pin through a set of papers. The device first bent the papers so
that the pin moving in a straight line would pass through the papers from the top and then
pass through the papers from the bottom.
Paper Fasteners: We have not yet included hand-held devices in most of
the Early Office Museum's paper fastener exhibits. Most paper fastening technologies have
been available in both hand-held and desktop models. The 1888 White's Staple Inserter pictured to the right
individual preformed staples. It was marketed for "Fastening
legal documents, binding pamphlets, briefs, magazines, etc." The 1915 Cliplox Paper Fastener
pictured below was used "for fastening papers and locking them
together without the use of pins, clips, or
Cliplox Paper Fastener, 1915
White's Staple Inserter,
When Did the
Magazine Stapler Become Dominant?
Nearly all the
technologies described above co-existed for many years and were still marketed
at least as late as 1940.
In the end, staplers with magazines of preformed wire staples drove nearly all other paper fastening devices from the
desktop. We cannot demonstrate causation, but it is possible to suggest several reasons that magazine staplers won out after many
years of co-existence.

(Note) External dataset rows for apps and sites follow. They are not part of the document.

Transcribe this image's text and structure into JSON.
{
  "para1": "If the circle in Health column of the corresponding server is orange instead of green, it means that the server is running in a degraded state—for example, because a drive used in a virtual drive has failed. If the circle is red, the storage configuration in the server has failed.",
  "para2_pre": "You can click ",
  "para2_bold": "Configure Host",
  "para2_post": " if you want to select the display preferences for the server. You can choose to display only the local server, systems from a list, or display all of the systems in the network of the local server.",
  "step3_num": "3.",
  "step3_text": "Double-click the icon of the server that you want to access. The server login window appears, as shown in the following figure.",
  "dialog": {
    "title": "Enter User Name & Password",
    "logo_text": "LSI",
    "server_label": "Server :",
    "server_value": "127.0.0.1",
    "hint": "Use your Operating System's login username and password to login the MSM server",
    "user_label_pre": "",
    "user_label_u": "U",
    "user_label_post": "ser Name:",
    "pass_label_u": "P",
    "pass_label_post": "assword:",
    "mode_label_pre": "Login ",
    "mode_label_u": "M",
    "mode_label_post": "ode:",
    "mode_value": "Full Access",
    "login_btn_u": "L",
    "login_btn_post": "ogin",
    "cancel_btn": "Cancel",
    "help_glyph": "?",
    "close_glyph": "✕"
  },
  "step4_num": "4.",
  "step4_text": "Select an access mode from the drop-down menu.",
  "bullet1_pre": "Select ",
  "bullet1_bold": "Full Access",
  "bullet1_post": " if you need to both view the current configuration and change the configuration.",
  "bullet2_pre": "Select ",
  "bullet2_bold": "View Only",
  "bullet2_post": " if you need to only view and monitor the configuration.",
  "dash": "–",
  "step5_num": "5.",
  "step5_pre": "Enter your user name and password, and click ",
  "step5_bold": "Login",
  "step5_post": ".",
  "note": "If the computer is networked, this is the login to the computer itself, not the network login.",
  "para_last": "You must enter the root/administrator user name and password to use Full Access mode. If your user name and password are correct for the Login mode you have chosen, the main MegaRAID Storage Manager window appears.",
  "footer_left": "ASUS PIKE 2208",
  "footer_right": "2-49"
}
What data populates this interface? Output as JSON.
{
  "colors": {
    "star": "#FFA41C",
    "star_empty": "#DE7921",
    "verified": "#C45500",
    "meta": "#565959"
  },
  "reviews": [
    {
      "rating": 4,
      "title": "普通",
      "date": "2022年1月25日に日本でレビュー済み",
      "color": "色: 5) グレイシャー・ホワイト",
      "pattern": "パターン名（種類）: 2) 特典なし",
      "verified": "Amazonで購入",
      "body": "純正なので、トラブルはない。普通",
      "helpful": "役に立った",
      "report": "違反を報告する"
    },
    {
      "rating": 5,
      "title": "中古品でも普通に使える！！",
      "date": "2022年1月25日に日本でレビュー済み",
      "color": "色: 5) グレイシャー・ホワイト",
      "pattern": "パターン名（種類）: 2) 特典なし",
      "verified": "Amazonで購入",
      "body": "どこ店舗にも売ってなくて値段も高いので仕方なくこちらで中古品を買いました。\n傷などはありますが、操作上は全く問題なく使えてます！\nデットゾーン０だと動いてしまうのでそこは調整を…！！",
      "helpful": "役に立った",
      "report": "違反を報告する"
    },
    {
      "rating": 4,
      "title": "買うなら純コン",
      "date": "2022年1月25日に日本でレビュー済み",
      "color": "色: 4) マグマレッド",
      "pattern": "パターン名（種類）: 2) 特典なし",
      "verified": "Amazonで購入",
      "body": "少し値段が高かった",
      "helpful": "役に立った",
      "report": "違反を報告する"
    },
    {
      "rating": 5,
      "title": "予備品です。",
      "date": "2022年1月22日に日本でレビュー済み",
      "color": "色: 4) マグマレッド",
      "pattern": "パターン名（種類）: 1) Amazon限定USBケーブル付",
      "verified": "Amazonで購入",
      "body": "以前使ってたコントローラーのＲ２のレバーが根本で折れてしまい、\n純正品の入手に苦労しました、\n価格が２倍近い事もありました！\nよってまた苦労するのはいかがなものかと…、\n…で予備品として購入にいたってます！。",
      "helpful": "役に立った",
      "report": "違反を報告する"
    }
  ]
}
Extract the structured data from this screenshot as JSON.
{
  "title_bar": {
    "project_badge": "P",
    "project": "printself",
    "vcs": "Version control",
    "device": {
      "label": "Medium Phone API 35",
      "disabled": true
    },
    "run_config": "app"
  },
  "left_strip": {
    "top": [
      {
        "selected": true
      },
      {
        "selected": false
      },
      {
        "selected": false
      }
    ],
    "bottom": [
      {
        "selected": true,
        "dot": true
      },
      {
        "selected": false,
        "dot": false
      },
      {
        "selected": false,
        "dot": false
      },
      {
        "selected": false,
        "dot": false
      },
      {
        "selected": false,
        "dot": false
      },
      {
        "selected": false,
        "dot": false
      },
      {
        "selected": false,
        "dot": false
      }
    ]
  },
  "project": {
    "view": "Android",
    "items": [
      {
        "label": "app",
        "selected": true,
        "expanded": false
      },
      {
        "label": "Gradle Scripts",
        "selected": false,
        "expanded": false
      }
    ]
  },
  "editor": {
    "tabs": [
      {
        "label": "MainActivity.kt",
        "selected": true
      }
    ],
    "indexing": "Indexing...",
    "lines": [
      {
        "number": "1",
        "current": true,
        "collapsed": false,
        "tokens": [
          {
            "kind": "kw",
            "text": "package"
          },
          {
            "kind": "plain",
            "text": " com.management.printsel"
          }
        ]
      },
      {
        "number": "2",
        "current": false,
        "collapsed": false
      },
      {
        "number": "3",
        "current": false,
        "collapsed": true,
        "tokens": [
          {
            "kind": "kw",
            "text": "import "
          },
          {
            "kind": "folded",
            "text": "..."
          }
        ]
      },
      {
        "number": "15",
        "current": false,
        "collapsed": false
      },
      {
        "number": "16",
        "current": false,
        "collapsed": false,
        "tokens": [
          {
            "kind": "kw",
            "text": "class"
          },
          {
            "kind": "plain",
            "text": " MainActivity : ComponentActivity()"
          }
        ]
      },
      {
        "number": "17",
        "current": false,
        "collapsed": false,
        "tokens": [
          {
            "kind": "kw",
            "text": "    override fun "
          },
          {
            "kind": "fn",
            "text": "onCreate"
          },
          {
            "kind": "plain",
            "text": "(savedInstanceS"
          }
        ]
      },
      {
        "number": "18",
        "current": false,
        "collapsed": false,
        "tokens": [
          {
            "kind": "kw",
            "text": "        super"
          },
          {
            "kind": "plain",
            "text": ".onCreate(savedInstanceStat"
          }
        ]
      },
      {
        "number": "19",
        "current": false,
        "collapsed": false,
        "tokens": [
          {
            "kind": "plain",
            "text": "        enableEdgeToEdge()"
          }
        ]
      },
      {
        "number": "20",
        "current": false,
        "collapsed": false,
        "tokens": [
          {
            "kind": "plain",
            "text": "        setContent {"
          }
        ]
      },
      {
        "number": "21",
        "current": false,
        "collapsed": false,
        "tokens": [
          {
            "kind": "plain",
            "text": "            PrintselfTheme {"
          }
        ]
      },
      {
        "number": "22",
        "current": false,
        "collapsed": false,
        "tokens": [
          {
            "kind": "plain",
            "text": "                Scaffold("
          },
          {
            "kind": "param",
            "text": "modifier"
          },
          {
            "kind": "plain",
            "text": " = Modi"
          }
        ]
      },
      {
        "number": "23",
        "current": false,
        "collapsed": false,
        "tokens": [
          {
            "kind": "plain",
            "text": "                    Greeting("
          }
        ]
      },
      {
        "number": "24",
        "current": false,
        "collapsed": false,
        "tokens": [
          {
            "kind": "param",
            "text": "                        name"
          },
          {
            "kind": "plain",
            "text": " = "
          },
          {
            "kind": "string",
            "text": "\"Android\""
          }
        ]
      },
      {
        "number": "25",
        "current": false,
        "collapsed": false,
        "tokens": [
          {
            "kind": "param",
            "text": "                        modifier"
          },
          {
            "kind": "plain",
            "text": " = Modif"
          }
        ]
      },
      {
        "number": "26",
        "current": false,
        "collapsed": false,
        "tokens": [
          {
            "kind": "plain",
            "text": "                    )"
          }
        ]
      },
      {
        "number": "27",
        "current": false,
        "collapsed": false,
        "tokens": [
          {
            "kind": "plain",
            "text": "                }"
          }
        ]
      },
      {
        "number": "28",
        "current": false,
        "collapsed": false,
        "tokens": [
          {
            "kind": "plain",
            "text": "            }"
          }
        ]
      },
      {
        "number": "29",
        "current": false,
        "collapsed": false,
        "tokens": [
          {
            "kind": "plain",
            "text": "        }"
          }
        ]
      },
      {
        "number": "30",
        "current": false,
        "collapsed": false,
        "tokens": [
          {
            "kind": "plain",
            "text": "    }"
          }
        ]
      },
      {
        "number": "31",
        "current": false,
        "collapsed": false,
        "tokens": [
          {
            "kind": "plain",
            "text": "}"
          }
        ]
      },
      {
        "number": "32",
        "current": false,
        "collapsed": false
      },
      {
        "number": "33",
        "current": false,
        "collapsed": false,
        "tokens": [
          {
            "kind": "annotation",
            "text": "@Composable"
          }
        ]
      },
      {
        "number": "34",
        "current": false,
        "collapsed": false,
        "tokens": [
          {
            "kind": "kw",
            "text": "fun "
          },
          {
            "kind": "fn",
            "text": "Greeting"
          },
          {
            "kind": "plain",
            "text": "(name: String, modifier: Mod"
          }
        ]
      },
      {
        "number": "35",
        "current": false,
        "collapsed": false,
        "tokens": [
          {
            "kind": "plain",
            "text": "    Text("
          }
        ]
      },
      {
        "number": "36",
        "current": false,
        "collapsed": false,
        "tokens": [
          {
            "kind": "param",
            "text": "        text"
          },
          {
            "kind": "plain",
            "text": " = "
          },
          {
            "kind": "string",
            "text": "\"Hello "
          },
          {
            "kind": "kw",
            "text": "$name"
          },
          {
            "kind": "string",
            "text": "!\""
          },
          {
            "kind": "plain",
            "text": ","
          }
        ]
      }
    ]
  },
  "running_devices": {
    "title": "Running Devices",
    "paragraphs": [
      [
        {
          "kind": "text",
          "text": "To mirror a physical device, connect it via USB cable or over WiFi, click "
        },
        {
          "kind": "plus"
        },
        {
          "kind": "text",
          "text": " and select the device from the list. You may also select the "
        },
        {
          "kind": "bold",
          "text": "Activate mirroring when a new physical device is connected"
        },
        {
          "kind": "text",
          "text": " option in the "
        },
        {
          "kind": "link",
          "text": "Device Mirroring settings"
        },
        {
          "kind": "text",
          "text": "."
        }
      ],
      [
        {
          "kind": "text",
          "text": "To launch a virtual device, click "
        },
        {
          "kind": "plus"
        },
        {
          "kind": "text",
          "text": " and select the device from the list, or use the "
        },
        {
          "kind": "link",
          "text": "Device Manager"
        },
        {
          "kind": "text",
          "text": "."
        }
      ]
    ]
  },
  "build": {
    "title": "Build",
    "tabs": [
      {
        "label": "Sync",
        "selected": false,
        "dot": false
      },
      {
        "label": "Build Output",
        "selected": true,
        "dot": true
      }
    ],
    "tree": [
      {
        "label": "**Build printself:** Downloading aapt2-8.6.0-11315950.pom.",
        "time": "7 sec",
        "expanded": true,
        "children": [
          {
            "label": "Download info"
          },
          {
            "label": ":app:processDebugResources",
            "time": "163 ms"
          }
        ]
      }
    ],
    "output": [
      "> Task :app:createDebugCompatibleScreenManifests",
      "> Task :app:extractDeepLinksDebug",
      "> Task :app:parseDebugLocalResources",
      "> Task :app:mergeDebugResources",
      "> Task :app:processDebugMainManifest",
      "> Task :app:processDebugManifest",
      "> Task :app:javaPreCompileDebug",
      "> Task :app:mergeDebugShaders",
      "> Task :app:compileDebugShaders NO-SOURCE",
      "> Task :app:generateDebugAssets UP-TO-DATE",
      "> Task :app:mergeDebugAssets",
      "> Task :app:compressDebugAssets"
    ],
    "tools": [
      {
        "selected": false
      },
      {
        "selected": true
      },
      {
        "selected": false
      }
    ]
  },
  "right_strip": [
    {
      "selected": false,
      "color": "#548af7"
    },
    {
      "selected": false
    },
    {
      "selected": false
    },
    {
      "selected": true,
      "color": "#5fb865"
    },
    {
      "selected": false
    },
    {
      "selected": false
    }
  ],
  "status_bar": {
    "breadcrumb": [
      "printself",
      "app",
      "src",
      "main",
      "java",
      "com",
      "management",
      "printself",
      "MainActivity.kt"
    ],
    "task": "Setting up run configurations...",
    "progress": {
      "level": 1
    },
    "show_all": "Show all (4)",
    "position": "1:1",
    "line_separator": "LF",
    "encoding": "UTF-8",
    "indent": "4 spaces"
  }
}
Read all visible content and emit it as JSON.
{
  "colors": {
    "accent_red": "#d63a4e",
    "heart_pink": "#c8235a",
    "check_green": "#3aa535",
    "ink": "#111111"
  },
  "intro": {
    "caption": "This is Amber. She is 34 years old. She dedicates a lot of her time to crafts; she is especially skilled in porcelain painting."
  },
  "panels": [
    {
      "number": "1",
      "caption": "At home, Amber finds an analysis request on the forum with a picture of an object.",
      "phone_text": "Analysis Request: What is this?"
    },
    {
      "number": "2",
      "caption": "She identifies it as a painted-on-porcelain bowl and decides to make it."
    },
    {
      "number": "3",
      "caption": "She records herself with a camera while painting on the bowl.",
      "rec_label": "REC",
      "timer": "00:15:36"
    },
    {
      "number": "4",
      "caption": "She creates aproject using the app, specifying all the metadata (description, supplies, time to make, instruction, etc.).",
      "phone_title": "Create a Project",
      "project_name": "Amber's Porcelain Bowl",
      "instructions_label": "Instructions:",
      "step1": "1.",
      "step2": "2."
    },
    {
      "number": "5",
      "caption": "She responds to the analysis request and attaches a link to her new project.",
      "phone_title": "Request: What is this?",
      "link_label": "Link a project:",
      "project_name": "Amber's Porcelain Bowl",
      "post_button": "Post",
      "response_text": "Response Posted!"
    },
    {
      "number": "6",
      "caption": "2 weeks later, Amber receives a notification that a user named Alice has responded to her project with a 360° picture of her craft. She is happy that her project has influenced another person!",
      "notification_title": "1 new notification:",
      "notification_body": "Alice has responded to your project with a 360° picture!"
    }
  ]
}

* 1927: The conventional magazine stapler became more popular with the introduction of "cohered" or "frozen wire" strips of staples that were glued together. Over 200 staples could be loaded quickly.
* 1939: Swingline introduced "open channel loading" with its Speed Staplers No. 3 and No. 4, which gave these and other Swingline machine a competitive edge. These staplers could be loaded quickly, and any jams could be fixed easily.
* 1940: Staplers that used "standard staples" were introduced. For decades, paper fastening machines, including magazine staplers, made by different companies (and often even the same company) required metallic paper fasteners of different sizes. In 1940 companies began to advertise that their magazine staplers used “standard staples,” and office supply companies began to advertise standard wire staples that fit at least Ace, Arrow, Bates, Bostitch, Compo, Dennison, Hotchkiss, Star, and Swingline magazine staplers.
* Magazine staplers were introduced that were simpler, lighter, smaller, and cheaper.